Items from a data source:
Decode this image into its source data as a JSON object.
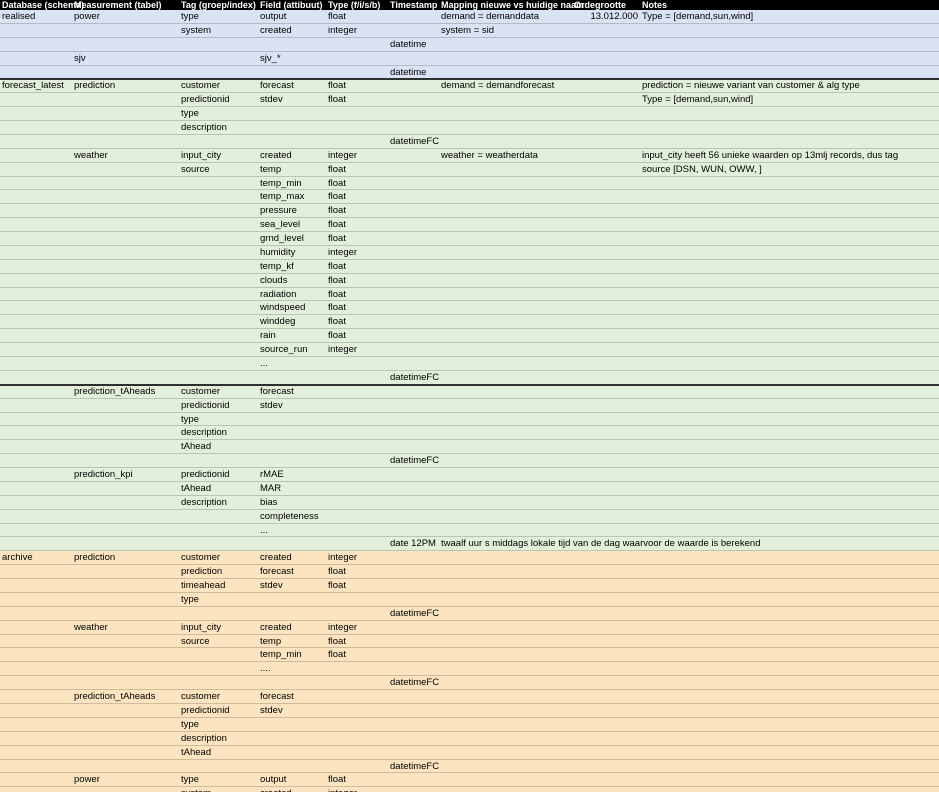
{
  "header": {
    "db": "Database (schema)",
    "measurement": "Measurement (tabel)",
    "tag": "Tag (groep/index)",
    "field": "Field (attibuut)",
    "type": "Type (f/i/s/b)",
    "timestamp": "Timestamp",
    "mapping": "Mapping nieuwe vs huidige naam",
    "ordegrootte": "Ordegrootte",
    "notes": "Notes"
  },
  "rows": [
    {
      "section": "blue",
      "db": "realised",
      "measurement": "power",
      "tag": "type",
      "field": "output",
      "type": "float",
      "timestamp": "",
      "mapping": "demand = demanddata",
      "ordegrootte": "13.012.000",
      "notes": "Type = [demand,sun,wind]"
    },
    {
      "section": "blue",
      "db": "",
      "measurement": "",
      "tag": "system",
      "field": "created",
      "type": "integer",
      "timestamp": "",
      "mapping": "system = sid",
      "ordegrootte": "",
      "notes": ""
    },
    {
      "section": "blue",
      "db": "",
      "measurement": "",
      "tag": "",
      "field": "",
      "type": "",
      "timestamp": "datetime",
      "mapping": "",
      "ordegrootte": "",
      "notes": ""
    },
    {
      "section": "blue",
      "db": "",
      "measurement": "sjv",
      "tag": "",
      "field": "sjv_*",
      "type": "",
      "timestamp": "",
      "mapping": "",
      "ordegrootte": "",
      "notes": ""
    },
    {
      "section": "blue",
      "db": "",
      "measurement": "",
      "tag": "",
      "field": "",
      "type": "",
      "timestamp": "datetime",
      "mapping": "",
      "ordegrootte": "",
      "notes": ""
    },
    {
      "section": "green",
      "db": "forecast_latest",
      "measurement": "prediction",
      "tag": "customer",
      "field": "forecast",
      "type": "float",
      "timestamp": "",
      "mapping": "demand = demandforecast",
      "ordegrootte": "",
      "notes": "prediction = nieuwe variant van customer & alg type"
    },
    {
      "section": "green",
      "db": "",
      "measurement": "",
      "tag": "predictionid",
      "field": "stdev",
      "type": "float",
      "timestamp": "",
      "mapping": "",
      "ordegrootte": "",
      "notes": "Type = [demand,sun,wind]"
    },
    {
      "section": "green",
      "db": "",
      "measurement": "",
      "tag": "type",
      "field": "",
      "type": "",
      "timestamp": "",
      "mapping": "",
      "ordegrootte": "",
      "notes": ""
    },
    {
      "section": "green",
      "db": "",
      "measurement": "",
      "tag": "description",
      "field": "",
      "type": "",
      "timestamp": "",
      "mapping": "",
      "ordegrootte": "",
      "notes": ""
    },
    {
      "section": "green",
      "db": "",
      "measurement": "",
      "tag": "",
      "field": "",
      "type": "",
      "timestamp": "datetimeFC",
      "mapping": "",
      "ordegrootte": "",
      "notes": ""
    },
    {
      "section": "green",
      "db": "",
      "measurement": "weather",
      "tag": "input_city",
      "field": "created",
      "type": "integer",
      "timestamp": "",
      "mapping": "weather = weatherdata",
      "ordegrootte": "",
      "notes": "input_city heeft 56 unieke waarden op 13mlj records, dus tag"
    },
    {
      "section": "green",
      "db": "",
      "measurement": "",
      "tag": "source",
      "field": "temp",
      "type": "float",
      "timestamp": "",
      "mapping": "",
      "ordegrootte": "",
      "notes": "source [DSN, WUN, OWW, ]"
    },
    {
      "section": "green",
      "db": "",
      "measurement": "",
      "tag": "",
      "field": "temp_min",
      "type": "float",
      "timestamp": "",
      "mapping": "",
      "ordegrootte": "",
      "notes": ""
    },
    {
      "section": "green",
      "db": "",
      "measurement": "",
      "tag": "",
      "field": "temp_max",
      "type": "float",
      "timestamp": "",
      "mapping": "",
      "ordegrootte": "",
      "notes": ""
    },
    {
      "section": "green",
      "db": "",
      "measurement": "",
      "tag": "",
      "field": "pressure",
      "type": "float",
      "timestamp": "",
      "mapping": "",
      "ordegrootte": "",
      "notes": ""
    },
    {
      "section": "green",
      "db": "",
      "measurement": "",
      "tag": "",
      "field": "sea_level",
      "type": "float",
      "timestamp": "",
      "mapping": "",
      "ordegrootte": "",
      "notes": ""
    },
    {
      "section": "green",
      "db": "",
      "measurement": "",
      "tag": "",
      "field": "grnd_level",
      "type": "float",
      "timestamp": "",
      "mapping": "",
      "ordegrootte": "",
      "notes": ""
    },
    {
      "section": "green",
      "db": "",
      "measurement": "",
      "tag": "",
      "field": "humidity",
      "type": "integer",
      "timestamp": "",
      "mapping": "",
      "ordegrootte": "",
      "notes": ""
    },
    {
      "section": "green",
      "db": "",
      "measurement": "",
      "tag": "",
      "field": "temp_kf",
      "type": "float",
      "timestamp": "",
      "mapping": "",
      "ordegrootte": "",
      "notes": ""
    },
    {
      "section": "green",
      "db": "",
      "measurement": "",
      "tag": "",
      "field": "clouds",
      "type": "float",
      "timestamp": "",
      "mapping": "",
      "ordegrootte": "",
      "notes": ""
    },
    {
      "section": "green",
      "db": "",
      "measurement": "",
      "tag": "",
      "field": "radiation",
      "type": "float",
      "timestamp": "",
      "mapping": "",
      "ordegrootte": "",
      "notes": ""
    },
    {
      "section": "green",
      "db": "",
      "measurement": "",
      "tag": "",
      "field": "windspeed",
      "type": "float",
      "timestamp": "",
      "mapping": "",
      "ordegrootte": "",
      "notes": ""
    },
    {
      "section": "green",
      "db": "",
      "measurement": "",
      "tag": "",
      "field": "winddeg",
      "type": "float",
      "timestamp": "",
      "mapping": "",
      "ordegrootte": "",
      "notes": ""
    },
    {
      "section": "green",
      "db": "",
      "measurement": "",
      "tag": "",
      "field": "rain",
      "type": "float",
      "timestamp": "",
      "mapping": "",
      "ordegrootte": "",
      "notes": ""
    },
    {
      "section": "green",
      "db": "",
      "measurement": "",
      "tag": "",
      "field": "source_run",
      "type": "integer",
      "timestamp": "",
      "mapping": "",
      "ordegrootte": "",
      "notes": ""
    },
    {
      "section": "green",
      "db": "",
      "measurement": "",
      "tag": "",
      "field": "...",
      "type": "",
      "timestamp": "",
      "mapping": "",
      "ordegrootte": "",
      "notes": ""
    },
    {
      "section": "green",
      "db": "",
      "measurement": "",
      "tag": "",
      "field": "",
      "type": "",
      "timestamp": "datetimeFC",
      "mapping": "",
      "ordegrootte": "",
      "notes": ""
    },
    {
      "section": "green",
      "db": "",
      "measurement": "prediction_tAheads",
      "tag": "customer",
      "field": "forecast",
      "type": "",
      "timestamp": "",
      "mapping": "",
      "ordegrootte": "",
      "notes": ""
    },
    {
      "section": "green",
      "db": "",
      "measurement": "",
      "tag": "predictionid",
      "field": "stdev",
      "type": "",
      "timestamp": "",
      "mapping": "",
      "ordegrootte": "",
      "notes": ""
    },
    {
      "section": "green",
      "db": "",
      "measurement": "",
      "tag": "type",
      "field": "",
      "type": "",
      "timestamp": "",
      "mapping": "",
      "ordegrootte": "",
      "notes": ""
    },
    {
      "section": "green",
      "db": "",
      "measurement": "",
      "tag": "description",
      "field": "",
      "type": "",
      "timestamp": "",
      "mapping": "",
      "ordegrootte": "",
      "notes": ""
    },
    {
      "section": "green",
      "db": "",
      "measurement": "",
      "tag": "tAhead",
      "field": "",
      "type": "",
      "timestamp": "",
      "mapping": "",
      "ordegrootte": "",
      "notes": ""
    },
    {
      "section": "green",
      "db": "",
      "measurement": "",
      "tag": "",
      "field": "",
      "type": "",
      "timestamp": "datetimeFC",
      "mapping": "",
      "ordegrootte": "",
      "notes": ""
    },
    {
      "section": "green",
      "db": "",
      "measurement": "prediction_kpi",
      "tag": "predictionid",
      "field": "rMAE",
      "type": "",
      "timestamp": "",
      "mapping": "",
      "ordegrootte": "",
      "notes": ""
    },
    {
      "section": "green",
      "db": "",
      "measurement": "",
      "tag": "tAhead",
      "field": "MAR",
      "type": "",
      "timestamp": "",
      "mapping": "",
      "ordegrootte": "",
      "notes": ""
    },
    {
      "section": "green",
      "db": "",
      "measurement": "",
      "tag": "description",
      "field": "bias",
      "type": "",
      "timestamp": "",
      "mapping": "",
      "ordegrootte": "",
      "notes": ""
    },
    {
      "section": "green",
      "db": "",
      "measurement": "",
      "tag": "",
      "field": "completeness",
      "type": "",
      "timestamp": "",
      "mapping": "",
      "ordegrootte": "",
      "notes": ""
    },
    {
      "section": "green",
      "db": "",
      "measurement": "",
      "tag": "",
      "field": "...",
      "type": "",
      "timestamp": "",
      "mapping": "",
      "ordegrootte": "",
      "notes": ""
    },
    {
      "section": "green",
      "db": "",
      "measurement": "",
      "tag": "",
      "field": "",
      "type": "",
      "timestamp": "date 12PM",
      "mapping": "twaalf uur s middags lokale tijd van de dag waarvoor de waarde is berekend",
      "ordegrootte": "",
      "notes": ""
    },
    {
      "section": "orange",
      "db": "archive",
      "measurement": "prediction",
      "tag": "customer",
      "field": "created",
      "type": "integer",
      "timestamp": "",
      "mapping": "",
      "ordegrootte": "",
      "notes": ""
    },
    {
      "section": "orange",
      "db": "",
      "measurement": "",
      "tag": "prediction",
      "field": "forecast",
      "type": "float",
      "timestamp": "",
      "mapping": "",
      "ordegrootte": "",
      "notes": ""
    },
    {
      "section": "orange",
      "db": "",
      "measurement": "",
      "tag": "timeahead",
      "field": "stdev",
      "type": "float",
      "timestamp": "",
      "mapping": "",
      "ordegrootte": "",
      "notes": ""
    },
    {
      "section": "orange",
      "db": "",
      "measurement": "",
      "tag": "type",
      "field": "",
      "type": "",
      "timestamp": "",
      "mapping": "",
      "ordegrootte": "",
      "notes": ""
    },
    {
      "section": "orange",
      "db": "",
      "measurement": "",
      "tag": "",
      "field": "",
      "type": "",
      "timestamp": "datetimeFC",
      "mapping": "",
      "ordegrootte": "",
      "notes": ""
    },
    {
      "section": "orange",
      "db": "",
      "measurement": "weather",
      "tag": "input_city",
      "field": "created",
      "type": "integer",
      "timestamp": "",
      "mapping": "",
      "ordegrootte": "",
      "notes": ""
    },
    {
      "section": "orange",
      "db": "",
      "measurement": "",
      "tag": "source",
      "field": "temp",
      "type": "float",
      "timestamp": "",
      "mapping": "",
      "ordegrootte": "",
      "notes": ""
    },
    {
      "section": "orange",
      "db": "",
      "measurement": "",
      "tag": "",
      "field": "temp_min",
      "type": "float",
      "timestamp": "",
      "mapping": "",
      "ordegrootte": "",
      "notes": ""
    },
    {
      "section": "orange",
      "db": "",
      "measurement": "",
      "tag": "",
      "field": "....",
      "type": "",
      "timestamp": "",
      "mapping": "",
      "ordegrootte": "",
      "notes": ""
    },
    {
      "section": "orange",
      "db": "",
      "measurement": "",
      "tag": "",
      "field": "",
      "type": "",
      "timestamp": "datetimeFC",
      "mapping": "",
      "ordegrootte": "",
      "notes": ""
    },
    {
      "section": "orange",
      "db": "",
      "measurement": "prediction_tAheads",
      "tag": "customer",
      "field": "forecast",
      "type": "",
      "timestamp": "",
      "mapping": "",
      "ordegrootte": "",
      "notes": ""
    },
    {
      "section": "orange",
      "db": "",
      "measurement": "",
      "tag": "predictionid",
      "field": "stdev",
      "type": "",
      "timestamp": "",
      "mapping": "",
      "ordegrootte": "",
      "notes": ""
    },
    {
      "section": "orange",
      "db": "",
      "measurement": "",
      "tag": "type",
      "field": "",
      "type": "",
      "timestamp": "",
      "mapping": "",
      "ordegrootte": "",
      "notes": ""
    },
    {
      "section": "orange",
      "db": "",
      "measurement": "",
      "tag": "description",
      "field": "",
      "type": "",
      "timestamp": "",
      "mapping": "",
      "ordegrootte": "",
      "notes": ""
    },
    {
      "section": "orange",
      "db": "",
      "measurement": "",
      "tag": "tAhead",
      "field": "",
      "type": "",
      "timestamp": "",
      "mapping": "",
      "ordegrootte": "",
      "notes": ""
    },
    {
      "section": "orange",
      "db": "",
      "measurement": "",
      "tag": "",
      "field": "",
      "type": "",
      "timestamp": "datetimeFC",
      "mapping": "",
      "ordegrootte": "",
      "notes": ""
    },
    {
      "section": "orange",
      "db": "",
      "measurement": "power",
      "tag": "type",
      "field": "output",
      "type": "float",
      "timestamp": "",
      "mapping": "",
      "ordegrootte": "",
      "notes": ""
    },
    {
      "section": "orange",
      "db": "",
      "measurement": "",
      "tag": "system",
      "field": "created",
      "type": "integer",
      "timestamp": "",
      "mapping": "",
      "ordegrootte": "",
      "notes": ""
    }
  ],
  "colors": {
    "header_bg": "#000000",
    "header_fg": "#ffffff",
    "blue": "#dae3f3",
    "green": "#e2efda",
    "orange": "#fce4c0"
  }
}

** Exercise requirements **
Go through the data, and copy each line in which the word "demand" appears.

** The answer **
      "mapping": "demand = demanddata",
      "notes": "Type = [demand,sun,wind]"
      "mapping": "demand = demandforecast",
      "notes": "Type = [demand,sun,wind]"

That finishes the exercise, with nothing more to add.